Charge a Hefty, but Legal, Late Fee
I believe that late fees provide the only real motivation for tenants to pay rent on time.
While some landlords mess around with early payment rewards to entice tenants to pay on time, I believe nothing works as well as a hefty (but legal) late fee.
My state doesn’t have a statute on late fees, therefore I’m only responsible for ensuring they are “reasonable” – which is completely subjective.
As such, I charge different one-time late fees, depending on the rent amount:
- 10% if the rent amount is less than a $1,000,
- 7.5% if the rent is between $1,000-$2500, and
- 5% if the rent is over $2,500.
Some lawyers will tell you that anything over 5% will get thrown out in court, but I would argue that a $30 late fee on $600 in rent, does not motivate even the poorest of tenants. They will still pay you whenever they feel like it.
Related: Daily Late Fees Provide Motivation to Pay Rent Quickly
You Won’t Get Rich
My goal is not to actually collect late fees – but rather to motivate my tenants to pay on time.
The cost of receiving rent late is far greater than the few hundred dollars you’ll make by trying to collect small late fees.

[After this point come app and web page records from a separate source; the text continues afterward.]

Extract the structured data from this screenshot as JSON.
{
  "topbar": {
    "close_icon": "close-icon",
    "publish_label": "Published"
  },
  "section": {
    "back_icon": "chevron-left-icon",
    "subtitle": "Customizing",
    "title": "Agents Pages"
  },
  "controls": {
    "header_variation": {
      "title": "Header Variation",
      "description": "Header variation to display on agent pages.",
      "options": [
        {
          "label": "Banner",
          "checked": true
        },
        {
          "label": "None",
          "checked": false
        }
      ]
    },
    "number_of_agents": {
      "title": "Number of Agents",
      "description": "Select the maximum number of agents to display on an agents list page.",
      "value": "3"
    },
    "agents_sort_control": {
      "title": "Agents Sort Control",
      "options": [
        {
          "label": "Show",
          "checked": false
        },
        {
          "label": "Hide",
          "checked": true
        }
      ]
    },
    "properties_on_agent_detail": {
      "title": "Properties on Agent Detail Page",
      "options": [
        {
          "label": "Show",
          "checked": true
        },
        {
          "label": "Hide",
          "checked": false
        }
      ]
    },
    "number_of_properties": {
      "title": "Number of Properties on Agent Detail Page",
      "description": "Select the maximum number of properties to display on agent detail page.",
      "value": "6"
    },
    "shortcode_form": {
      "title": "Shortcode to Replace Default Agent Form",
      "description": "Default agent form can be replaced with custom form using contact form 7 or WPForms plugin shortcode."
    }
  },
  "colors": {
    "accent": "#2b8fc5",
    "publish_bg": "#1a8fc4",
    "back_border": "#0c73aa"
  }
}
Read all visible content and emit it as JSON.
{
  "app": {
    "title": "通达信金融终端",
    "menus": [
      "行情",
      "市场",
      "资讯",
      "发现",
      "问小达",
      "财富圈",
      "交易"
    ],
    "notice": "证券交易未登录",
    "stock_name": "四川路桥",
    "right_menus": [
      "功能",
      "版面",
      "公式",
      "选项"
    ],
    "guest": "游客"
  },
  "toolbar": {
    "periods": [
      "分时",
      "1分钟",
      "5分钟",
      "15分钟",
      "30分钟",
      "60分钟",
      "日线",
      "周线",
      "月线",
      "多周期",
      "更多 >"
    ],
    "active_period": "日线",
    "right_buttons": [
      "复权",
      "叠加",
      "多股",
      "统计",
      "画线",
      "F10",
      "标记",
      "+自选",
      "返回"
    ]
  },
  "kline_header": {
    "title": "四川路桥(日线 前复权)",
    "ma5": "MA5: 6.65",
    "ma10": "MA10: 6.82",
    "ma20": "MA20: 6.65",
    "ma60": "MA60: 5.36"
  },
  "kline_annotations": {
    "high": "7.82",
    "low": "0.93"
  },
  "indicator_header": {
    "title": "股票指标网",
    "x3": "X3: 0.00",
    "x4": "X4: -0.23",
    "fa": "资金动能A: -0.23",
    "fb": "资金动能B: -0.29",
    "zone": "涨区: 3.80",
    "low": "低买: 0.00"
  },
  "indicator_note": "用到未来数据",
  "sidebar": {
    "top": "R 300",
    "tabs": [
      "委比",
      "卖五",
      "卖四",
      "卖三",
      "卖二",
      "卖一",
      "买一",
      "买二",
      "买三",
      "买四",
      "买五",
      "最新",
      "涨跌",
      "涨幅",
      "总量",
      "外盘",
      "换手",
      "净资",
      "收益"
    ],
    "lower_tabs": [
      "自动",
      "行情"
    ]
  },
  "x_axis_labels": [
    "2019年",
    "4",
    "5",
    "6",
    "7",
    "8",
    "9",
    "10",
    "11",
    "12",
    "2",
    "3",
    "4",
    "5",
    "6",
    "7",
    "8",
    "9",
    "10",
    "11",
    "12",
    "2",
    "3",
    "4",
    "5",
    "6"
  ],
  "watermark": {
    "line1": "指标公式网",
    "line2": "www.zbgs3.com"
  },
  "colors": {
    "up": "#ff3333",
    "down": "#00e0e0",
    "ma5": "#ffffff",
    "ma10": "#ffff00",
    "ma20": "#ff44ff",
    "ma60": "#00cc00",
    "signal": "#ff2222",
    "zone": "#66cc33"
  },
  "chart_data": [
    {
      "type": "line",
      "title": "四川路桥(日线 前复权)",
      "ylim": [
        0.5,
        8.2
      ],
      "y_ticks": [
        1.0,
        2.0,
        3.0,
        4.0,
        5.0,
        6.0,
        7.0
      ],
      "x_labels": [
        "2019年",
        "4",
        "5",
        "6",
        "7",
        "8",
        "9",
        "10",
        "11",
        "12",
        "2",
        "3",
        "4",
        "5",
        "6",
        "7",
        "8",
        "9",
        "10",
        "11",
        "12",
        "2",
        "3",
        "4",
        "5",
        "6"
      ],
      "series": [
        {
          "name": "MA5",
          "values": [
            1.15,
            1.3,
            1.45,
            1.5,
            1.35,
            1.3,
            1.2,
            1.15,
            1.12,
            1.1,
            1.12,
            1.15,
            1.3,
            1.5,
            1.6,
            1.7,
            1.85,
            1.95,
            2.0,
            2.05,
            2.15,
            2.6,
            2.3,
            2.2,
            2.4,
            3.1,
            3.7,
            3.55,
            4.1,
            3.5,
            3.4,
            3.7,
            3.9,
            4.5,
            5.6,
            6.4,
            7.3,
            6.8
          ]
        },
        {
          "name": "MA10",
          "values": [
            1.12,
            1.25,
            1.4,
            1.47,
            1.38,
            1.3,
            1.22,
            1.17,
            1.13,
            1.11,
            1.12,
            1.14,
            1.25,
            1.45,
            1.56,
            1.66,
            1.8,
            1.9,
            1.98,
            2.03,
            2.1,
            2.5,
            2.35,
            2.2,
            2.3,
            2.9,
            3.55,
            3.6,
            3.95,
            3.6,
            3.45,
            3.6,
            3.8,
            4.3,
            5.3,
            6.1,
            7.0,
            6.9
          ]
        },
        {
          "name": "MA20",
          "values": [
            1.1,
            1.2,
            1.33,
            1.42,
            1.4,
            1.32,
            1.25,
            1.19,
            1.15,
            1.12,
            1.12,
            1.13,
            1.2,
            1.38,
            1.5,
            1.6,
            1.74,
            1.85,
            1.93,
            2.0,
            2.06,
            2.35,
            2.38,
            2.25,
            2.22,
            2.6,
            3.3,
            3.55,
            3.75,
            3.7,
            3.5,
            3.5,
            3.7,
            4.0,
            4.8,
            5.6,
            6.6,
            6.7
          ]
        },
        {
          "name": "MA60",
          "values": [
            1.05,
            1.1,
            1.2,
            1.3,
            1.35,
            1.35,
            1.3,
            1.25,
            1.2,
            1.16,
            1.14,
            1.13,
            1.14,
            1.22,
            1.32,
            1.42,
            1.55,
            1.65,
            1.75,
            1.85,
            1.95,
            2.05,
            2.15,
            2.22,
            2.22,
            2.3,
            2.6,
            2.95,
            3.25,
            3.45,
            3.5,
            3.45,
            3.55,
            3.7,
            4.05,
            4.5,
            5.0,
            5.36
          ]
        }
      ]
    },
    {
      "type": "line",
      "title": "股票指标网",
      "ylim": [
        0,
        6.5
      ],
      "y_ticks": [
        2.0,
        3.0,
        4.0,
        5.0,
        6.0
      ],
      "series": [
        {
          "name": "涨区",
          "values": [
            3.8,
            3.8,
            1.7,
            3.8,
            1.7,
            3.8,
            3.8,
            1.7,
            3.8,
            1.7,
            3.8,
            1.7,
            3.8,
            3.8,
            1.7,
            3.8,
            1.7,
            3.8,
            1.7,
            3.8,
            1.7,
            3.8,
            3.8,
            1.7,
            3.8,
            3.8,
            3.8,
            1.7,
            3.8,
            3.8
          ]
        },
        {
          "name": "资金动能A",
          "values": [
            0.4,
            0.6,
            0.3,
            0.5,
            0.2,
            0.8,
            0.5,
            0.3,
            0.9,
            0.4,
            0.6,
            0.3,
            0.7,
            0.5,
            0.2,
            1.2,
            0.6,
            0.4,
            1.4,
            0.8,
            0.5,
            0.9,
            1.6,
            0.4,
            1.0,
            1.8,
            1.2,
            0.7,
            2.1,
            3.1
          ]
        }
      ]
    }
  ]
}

Whatever amount you choose, make sure that it’s written and agreed to in the lease.
You can’t assign a late fee, no matter how small, if it’s not in the lease.
Late Fees & Grace Periods by State
State regulations vary greatly on this topic, so it’s imperative that you learn and abide by your state laws.
According to my research (though I’m not a lawyer), only 15 states regulate grace periods and/or late fees. Please click on the links to the actual statutes, to ensure accuracy of the data.
|Arizona||–||Must be in a written lease and be reasonable||Ariz. Rev. Stat. Ann. §§ 33-1414(A4)|
|Arkansas||5 Days||–||A.C.A. § 18-17-701(b)|
|California||–||Must be in a written lease and be reasonable||CA Landlord/Tenant Handbook|
|Connecticut||9 Days||–||CT Gen Stat § 47a-15a (2013)|
|Iowa||–||Agreements less than $700/mo, a max $12 per day or $60 per month. For agreements more than$700/mo, a max $20 per day or $100 per month.||Iowa Code Ann. 562A.9(4)|
|Maine||15 Days||Maximum 4% of rent||Me. Rev. Stat. Ann. tit. 14 §6028|
|Maryland||–||Maximum 5% of rent||Md. REAL PROPERTY Code Ann. § 8-208 (2014)|
|Massachusetts||30 Days||–||MGL c.186 § 15B(1)(c))|
|Nevada||–||Must be in a written lease||NRS 118A.200|
|New Jersey||5 Days for protected classes||–||N.J.S.A. 2A:42-6.1|
|New Mexico||–||Maximum 10% of rent and be in a written lease||N.M. Stat. Ann. § 47-8-15(D)|
|North Carolina||5 Days||Maximum $15 or 5%, whichever is greater||NCGS § 42-46(a)(1)|
|Oregon||4 Days||Must be in a written lease and be reasonable, and may be a flat fee, a daily fee of no more than 6% of the flat fee, or no more than 5% of the total rent for each succeeding 5-day period or portion thereof of the rental period, until rent is paid in full.||Or. Rev. Stat. § 90.260(1)(2)|
|Tennessee||5 Days||Maximum 10% of the past due amount||Tenn. Code Ann. § 66-28-201(d)|
|Texas||1 Day||Must be in a written lease and be reasonable||Tex. Prop. Code Ann. §§ 92.019|
|All Other States||–||–||No Statutes|
by: Lucal Hall | Cozy Co & Landlordology.com